**About this exercise:**
Every entry that follows should be written out again exactly.

================================

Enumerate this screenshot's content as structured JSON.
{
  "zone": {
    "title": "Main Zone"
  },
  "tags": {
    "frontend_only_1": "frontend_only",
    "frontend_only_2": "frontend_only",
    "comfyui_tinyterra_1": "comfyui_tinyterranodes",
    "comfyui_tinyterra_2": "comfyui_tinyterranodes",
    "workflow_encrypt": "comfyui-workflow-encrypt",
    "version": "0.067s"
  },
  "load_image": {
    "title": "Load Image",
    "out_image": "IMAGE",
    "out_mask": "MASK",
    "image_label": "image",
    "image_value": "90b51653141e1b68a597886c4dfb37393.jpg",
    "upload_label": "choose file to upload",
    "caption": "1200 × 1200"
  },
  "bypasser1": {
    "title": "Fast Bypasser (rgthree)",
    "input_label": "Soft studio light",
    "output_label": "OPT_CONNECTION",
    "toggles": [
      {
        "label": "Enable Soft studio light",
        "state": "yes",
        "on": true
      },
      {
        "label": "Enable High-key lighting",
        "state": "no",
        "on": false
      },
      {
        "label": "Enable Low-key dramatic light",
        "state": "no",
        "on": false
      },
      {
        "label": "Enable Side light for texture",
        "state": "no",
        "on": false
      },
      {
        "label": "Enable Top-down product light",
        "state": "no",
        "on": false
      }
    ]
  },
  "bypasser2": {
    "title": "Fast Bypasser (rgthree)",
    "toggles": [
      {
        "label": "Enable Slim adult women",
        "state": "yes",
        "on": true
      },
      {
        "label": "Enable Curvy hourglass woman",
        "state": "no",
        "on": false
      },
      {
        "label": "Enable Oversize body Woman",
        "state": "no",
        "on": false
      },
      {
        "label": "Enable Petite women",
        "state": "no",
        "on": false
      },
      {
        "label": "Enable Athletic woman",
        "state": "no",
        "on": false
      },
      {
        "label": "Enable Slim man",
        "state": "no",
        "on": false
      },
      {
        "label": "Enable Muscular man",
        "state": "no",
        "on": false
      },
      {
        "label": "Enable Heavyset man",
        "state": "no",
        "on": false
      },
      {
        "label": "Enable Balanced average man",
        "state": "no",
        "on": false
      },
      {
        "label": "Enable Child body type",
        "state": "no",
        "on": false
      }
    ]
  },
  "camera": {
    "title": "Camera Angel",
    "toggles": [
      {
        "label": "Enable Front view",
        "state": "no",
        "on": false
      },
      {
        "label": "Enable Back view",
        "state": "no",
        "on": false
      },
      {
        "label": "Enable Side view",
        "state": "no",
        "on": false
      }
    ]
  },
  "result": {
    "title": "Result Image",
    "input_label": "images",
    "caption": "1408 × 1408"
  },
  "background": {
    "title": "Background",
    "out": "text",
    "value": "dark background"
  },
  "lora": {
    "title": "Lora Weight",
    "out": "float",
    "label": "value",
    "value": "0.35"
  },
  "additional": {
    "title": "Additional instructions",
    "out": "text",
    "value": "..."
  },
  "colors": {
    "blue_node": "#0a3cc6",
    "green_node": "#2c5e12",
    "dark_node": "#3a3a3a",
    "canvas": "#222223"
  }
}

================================

**Reply to the exercise:**
Enumerate this screenshot's content as structured JSON.
{
  "zone": {
    "title": "Main Zone"
  },
  "tags": {
    "frontend_only_1": "frontend_only",
    "frontend_only_2": "frontend_only",
    "comfyui_tinyterra_1": "comfyui_tinyterranodes",
    "comfyui_tinyterra_2": "comfyui_tinyterranodes",
    "workflow_encrypt": "comfyui-workflow-encrypt",
    "version": "0.067s"
  },
  "load_image": {
    "title": "Load Image",
    "out_image": "IMAGE",
    "out_mask": "MASK",
    "image_label": "image",
    "image_value": "90b51653141e1b68a597886c4dfb37393.jpg",
    "upload_label": "choose file to upload",
    "caption": "1200 × 1200"
  },
  "bypasser1": {
    "title": "Fast Bypasser (rgthree)",
    "input_label": "Soft studio light",
    "output_label": "OPT_CONNECTION",
    "toggles": [
      {
        "label": "Enable Soft studio light",
        "state": "yes",
        "on": true
      },
      {
        "label": "Enable High-key lighting",
        "state": "no",
        "on": false
      },
      {
        "label": "Enable Low-key dramatic light",
        "state": "no",
        "on": false
      },
      {
        "label": "Enable Side light for texture",
        "state": "no",
        "on": false
      },
      {
        "label": "Enable Top-down product light",
        "state": "no",
        "on": false
      }
    ]
  },
  "bypasser2": {
    "title": "Fast Bypasser (rgthree)",
    "toggles": [
      {
        "label": "Enable Slim adult women",
        "state": "yes",
        "on": true
      },
      {
        "label": "Enable Curvy hourglass woman",
        "state": "no",
        "on": false
      },
      {
        "label": "Enable Oversize body Woman",
        "state": "no",
        "on": false
      },
      {
        "label": "Enable Petite women",
        "state": "no",
        "on": false
      },
      {
        "label": "Enable Athletic woman",
        "state": "no",
        "on": false
      },
      {
        "label": "Enable Slim man",
        "state": "no",
        "on": false
      },
      {
        "label": "Enable Muscular man",
        "state": "no",
        "on": false
      },
      {
        "label": "Enable Heavyset man",
        "state": "no",
        "on": false
      },
      {
        "label": "Enable Balanced average man",
        "state": "no",
        "on": false
      },
      {
        "label": "Enable Child body type",
        "state": "no",
        "on": false
      }
    ]
  },
  "camera": {
    "title": "Camera Angel",
    "toggles": [
      {
        "label": "Enable Front view",
        "state": "no",
        "on": false
      },
      {
        "label": "Enable Back view",
        "state": "no",
        "on": false
      },
      {
        "label": "Enable Side view",
        "state": "no",
        "on": false
      }
    ]
  },
  "result": {
    "title": "Result Image",
    "input_label": "images",
    "caption": "1408 × 1408"
  },
  "background": {
    "title": "Background",
    "out": "text",
    "value": "dark background"
  },
  "lora": {
    "title": "Lora Weight",
    "out": "float",
    "label": "value",
    "value": "0.35"
  },
  "additional": {
    "title": "Additional instructions",
    "out": "text",
    "value": "..."
  },
  "colors": {
    "blue_node": "#0a3cc6",
    "green_node": "#2c5e12",
    "dark_node": "#3a3a3a",
    "canvas": "#222223"
  }
}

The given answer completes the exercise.